[Element data from apps and pages]
__________
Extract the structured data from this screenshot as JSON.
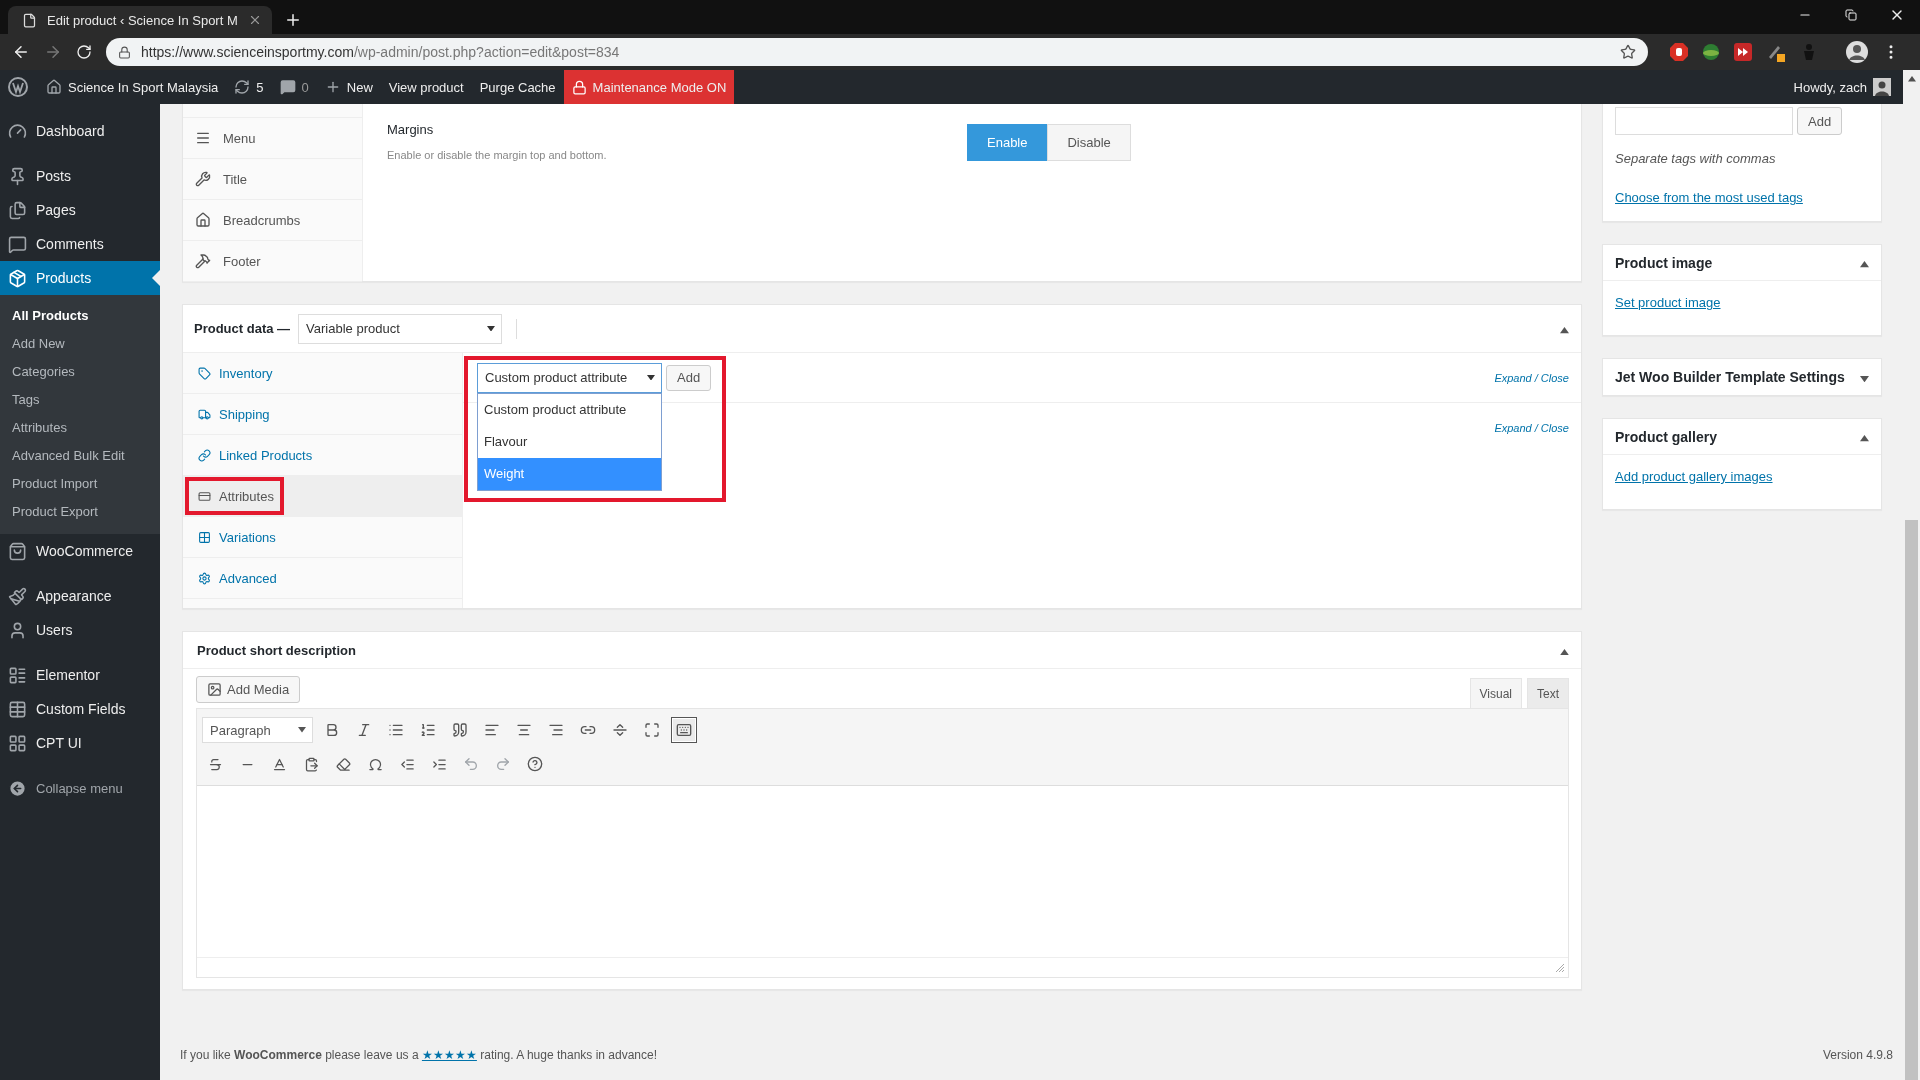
{
  "browser": {
    "tab_title": "Edit product ‹ Science In Sport M",
    "url_host": "https://www.scienceinsportmy.com",
    "url_path": "/wp-admin/post.php?action=edit&post=834"
  },
  "admin_bar": {
    "site_name": "Science In Sport Malaysia",
    "updates": "5",
    "comments": "0",
    "new": "New",
    "links": [
      "View product",
      "Purge Cache"
    ],
    "maintenance": "Maintenance Mode ON",
    "greeting": "Howdy, zach"
  },
  "sidebar": {
    "groups": [
      {
        "items": [
          {
            "label": "Dashboard",
            "selected": false
          }
        ]
      },
      {
        "items": [
          {
            "label": "Posts",
            "selected": false
          },
          {
            "label": "Pages",
            "selected": false
          },
          {
            "label": "Comments",
            "selected": false
          },
          {
            "label": "Products",
            "selected": true,
            "children": [
              {
                "label": "All Products",
                "selected": true
              },
              {
                "label": "Add New",
                "selected": false
              },
              {
                "label": "Categories",
                "selected": false
              },
              {
                "label": "Tags",
                "selected": false
              },
              {
                "label": "Attributes",
                "selected": false
              },
              {
                "label": "Advanced Bulk Edit",
                "selected": false
              },
              {
                "label": "Product Import",
                "selected": false
              },
              {
                "label": "Product Export",
                "selected": false
              }
            ]
          },
          {
            "label": "WooCommerce",
            "selected": false
          }
        ]
      },
      {
        "items": [
          {
            "label": "Appearance",
            "selected": false
          },
          {
            "label": "Users",
            "selected": false
          }
        ]
      },
      {
        "items": [
          {
            "label": "Elementor",
            "selected": false
          },
          {
            "label": "Custom Fields",
            "selected": false
          },
          {
            "label": "CPT UI",
            "selected": false
          }
        ]
      }
    ],
    "collapse": "Collapse menu"
  },
  "theme_options": {
    "tabs": [
      {
        "label": "Menu",
        "selected": false
      },
      {
        "label": "Title",
        "selected": false
      },
      {
        "label": "Breadcrumbs",
        "selected": false
      },
      {
        "label": "Footer",
        "selected": false
      }
    ],
    "setting": {
      "label": "Margins",
      "description": "Enable or disable the margin top and bottom.",
      "options": [
        {
          "label": "Enable",
          "selected": true
        },
        {
          "label": "Disable",
          "selected": false
        }
      ]
    }
  },
  "product_data": {
    "title": "Product data —",
    "type": "Variable product",
    "expanded": true,
    "tabs": [
      {
        "label": "Inventory",
        "selected": false,
        "annotated": false
      },
      {
        "label": "Shipping",
        "selected": false,
        "annotated": false
      },
      {
        "label": "Linked Products",
        "selected": false,
        "annotated": false
      },
      {
        "label": "Attributes",
        "selected": true,
        "annotated": true
      },
      {
        "label": "Variations",
        "selected": false,
        "annotated": false
      },
      {
        "label": "Advanced",
        "selected": false,
        "annotated": false
      }
    ],
    "attribute_select": {
      "value": "Custom product attribute",
      "expanded": true,
      "annotated": true,
      "options": [
        {
          "label": "Custom product attribute",
          "highlighted": false
        },
        {
          "label": "Flavour",
          "highlighted": false
        },
        {
          "label": "Weight",
          "highlighted": true
        }
      ]
    },
    "add_button": "Add",
    "expand_links": [
      "Expand / Close",
      "Expand / Close"
    ]
  },
  "short_description": {
    "title": "Product short description",
    "expanded": true,
    "add_media": "Add Media",
    "editor_tabs": [
      {
        "label": "Visual",
        "selected": true
      },
      {
        "label": "Text",
        "selected": false
      }
    ],
    "format": "Paragraph",
    "toolbar_toggle_pressed": true,
    "undo_disabled": true,
    "redo_disabled": true
  },
  "tags": {
    "add": "Add",
    "hint": "Separate tags with commas",
    "link": "Choose from the most used tags"
  },
  "side_boxes": [
    {
      "title": "Product image",
      "expanded": true,
      "link": "Set product image"
    },
    {
      "title": "Jet Woo Builder Template Settings",
      "expanded": false
    },
    {
      "title": "Product gallery",
      "expanded": true,
      "link": "Add product gallery images"
    }
  ],
  "footer": {
    "text": "If you like **WooCommerce** please leave us a",
    "rating": "★★★★★",
    "after": "rating. A huge thanks in advance!",
    "version": "Version 4.9.8"
  }
}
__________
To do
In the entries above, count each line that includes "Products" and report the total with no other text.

Written solution
3